While information security attacks against multinational corporations and governments get the most press, over a third of all targeted attacks are focused on small businesses with under 250 employees. While it is easy to get caught up in the media’s coverage of the latest big attack, it’s important to focus on strong security basics.
The first step to strong security is to identify what information is valuable to your organization. While this may seem obvious, it is important to take a comprehensive inventory of the data your organization is responsible for. Contracts, patents, financial documents, and other similar items are easily identifiable, but others such as customer information, employee emails, websites may not be as obvious. Be sure to include information that is not necessarily digitized – just because confidential files are in paper form does not mean they should be exempt from good security practices!
Location, Location, Location
Once you know what you are trying to protect, it is time to determine where the information currently resides. Location refers to both the digital portion, the folder where files are stored, and the server where that folder resides, and the physical, the actual location of that server. Physical security is often overlooked, but an attacker with physical access to a device can bypass even the strongest security measures. Having a good relationship with your IT team and dealing with faces you recognize can help immensely with managing physical security. 2K not only focuses on strong client relationships, but you can look up the names and faces of every team member on the 2K Team page here on our site!
Data rarely stays in one place in our interconnected world, and it is important to examine how your important information is accessed and communicated. The weak link in the chain of security is more likely to be an open Wi-Fi network or confidential documents on a USB drive than the hacker you see in the movies infiltrating your servers.
Common sense is one of the most important components of good security practices. While in-depth security training isn’t necessary for most business owners and their employees, being aware that care must be taken when dealing with valuable company data. Attackers are more likely to target your employees with social engineering, for example, posing as a client and asking for a password reset, than trying to brute force their way to your data.
While information security is a complicated field, it is important to start with the basics. What data is important, where it is, and how it’s transmitted. 2K Networks would be happy to help you with this process, and you can request a free on-site network analysis.

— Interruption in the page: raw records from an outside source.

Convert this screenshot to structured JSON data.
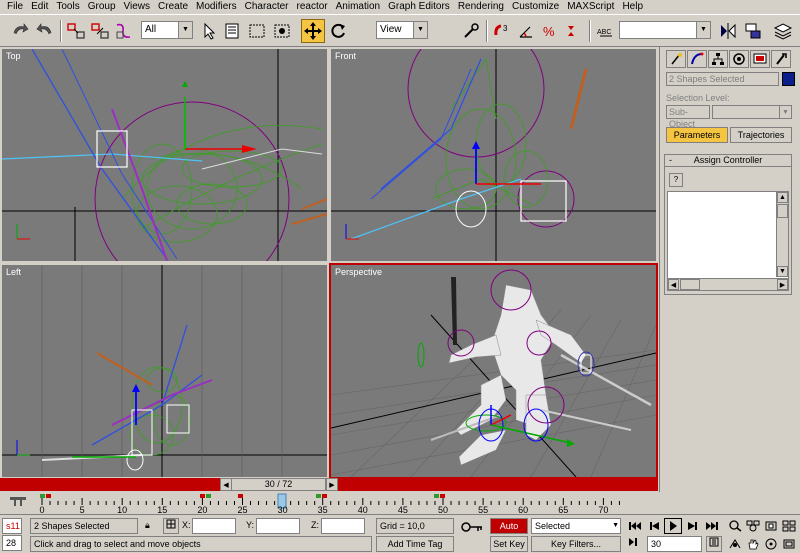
{
  "menu": [
    "File",
    "Edit",
    "Tools",
    "Group",
    "Views",
    "Create",
    "Modifiers",
    "Character",
    "reactor",
    "Animation",
    "Graph Editors",
    "Rendering",
    "Customize",
    "MAXScript",
    "Help"
  ],
  "toolbar": {
    "selection_filter": "All",
    "ref_coord": "View",
    "named_selection": "",
    "icons": [
      "undo-icon",
      "redo-icon",
      "link-icon",
      "unlink-icon",
      "bind-space-warp-icon",
      "select-object-icon",
      "select-by-name-icon",
      "rect-region-icon",
      "window-crossing-icon",
      "select-move-icon",
      "select-rotate-icon",
      "select-scale-icon",
      "pivot-icon",
      "manipulate-icon",
      "snap-3d-icon",
      "angle-snap-icon",
      "percent-snap-icon",
      "spinner-snap-icon",
      "edit-named-sel-icon",
      "mirror-icon",
      "align-icon",
      "layer-manager-icon"
    ]
  },
  "viewports": {
    "top": "Top",
    "front": "Front",
    "left": "Left",
    "perspective": "Perspective"
  },
  "command_panel": {
    "tabs": [
      "create-tab",
      "modify-tab",
      "hierarchy-tab",
      "motion-tab",
      "display-tab",
      "utilities-tab"
    ],
    "name_field": "2 Shapes Selected",
    "object_color": "#0a1e8c",
    "selection_level_label": "Selection Level:",
    "sub_object": "Sub-Object",
    "tab_parameters": "Parameters",
    "tab_trajectories": "Trajectories",
    "rollout_minus": "-",
    "rollout_title": "Assign Controller",
    "question_btn": "?"
  },
  "time_slider": {
    "label": "30 / 72",
    "position": 0.4167
  },
  "trackbar": {
    "ticks": [
      "0",
      "5",
      "10",
      "15",
      "20",
      "25",
      "30",
      "35",
      "40",
      "45",
      "50",
      "55",
      "60",
      "65",
      "70"
    ]
  },
  "status": {
    "listener_top": "s11",
    "listener_bottom": "28",
    "selection_info": "2 Shapes Selected",
    "x_label": "X:",
    "y_label": "Y:",
    "z_label": "Z:",
    "x_value": "",
    "y_value": "",
    "z_value": "",
    "grid": "Grid = 10,0",
    "prompt": "Click and drag to select and move objects",
    "add_time_tag": "Add Time Tag",
    "auto_key": "Auto Key",
    "set_key": "Set Key",
    "key_mode": "Selected",
    "key_filters": "Key Filters...",
    "current_frame": "30"
  }
}
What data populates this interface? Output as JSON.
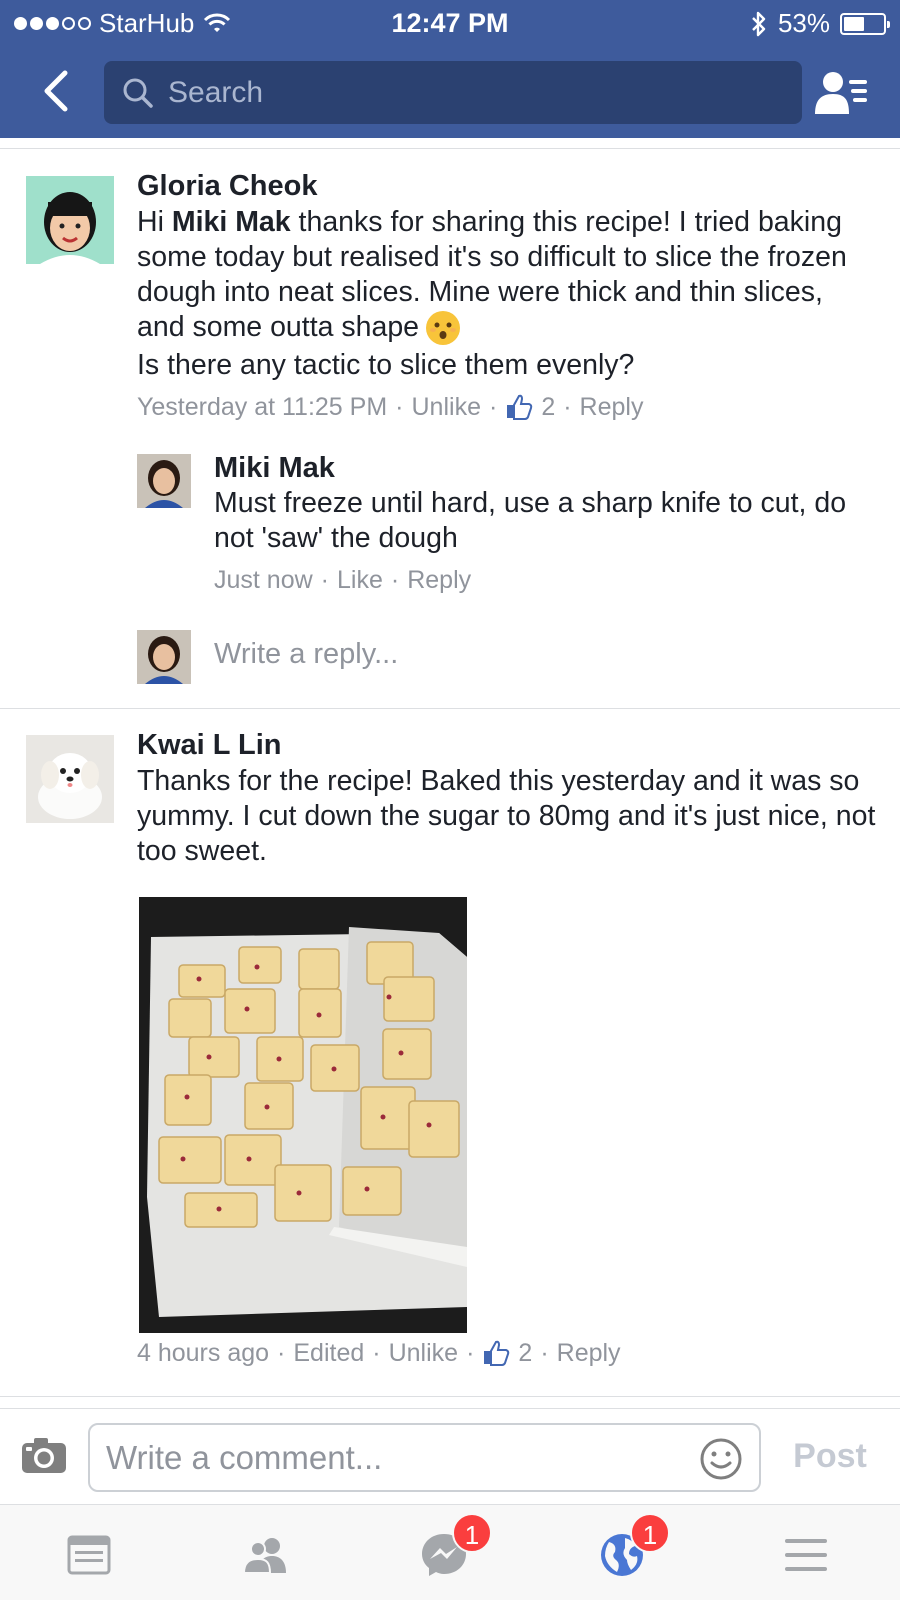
{
  "status_bar": {
    "carrier": "StarHub",
    "time": "12:47 PM",
    "battery": "53%",
    "battery_level": 0.53,
    "signal_bars_filled": 3,
    "signal_bars_total": 5
  },
  "header": {
    "search_placeholder": "Search"
  },
  "comments": [
    {
      "author": "Gloria Cheok",
      "text_before_mention": "Hi ",
      "mention": "Miki Mak",
      "text_after_mention": " thanks for sharing this recipe! I tried baking some today but realised it's so difficult to slice the frozen dough into neat slices. Mine were thick and thin slices, and some outta shape",
      "text_line2": "Is there any tactic to slice them evenly?",
      "timestamp": "Yesterday at 11:25 PM",
      "like_action": "Unlike",
      "like_count": "2",
      "reply_action": "Reply",
      "avatar_icon": "avatar-girl",
      "replies": [
        {
          "author": "Miki Mak",
          "text": "Must freeze until hard, use a sharp knife to cut, do not 'saw' the dough",
          "timestamp": "Just now",
          "like_action": "Like",
          "reply_action": "Reply",
          "avatar_icon": "avatar-woman"
        }
      ],
      "write_reply_placeholder": "Write a reply..."
    },
    {
      "author": "Kwai L Lin",
      "text": "Thanks for the recipe! Baked this yesterday and it was so yummy. I cut down the sugar to 80mg and it's just nice, not too sweet.",
      "timestamp": "4 hours ago",
      "edited": "Edited",
      "like_action": "Unlike",
      "like_count": "2",
      "reply_action": "Reply",
      "avatar_icon": "avatar-dog",
      "photo": "cookies-on-baking-tray-photo"
    }
  ],
  "composer": {
    "placeholder": "Write a comment...",
    "post_label": "Post"
  },
  "tabbar": {
    "messages_badge": "1",
    "notifications_badge": "1"
  },
  "colors": {
    "brand_blue": "#3e5b9c",
    "search_bg": "#2b4171",
    "meta_gray": "#90949c",
    "badge_red": "#fa3e3e"
  }
}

Standards / Best Practices
* NISTIR 7621 Small Business Information Security
* ISO/IEC 27001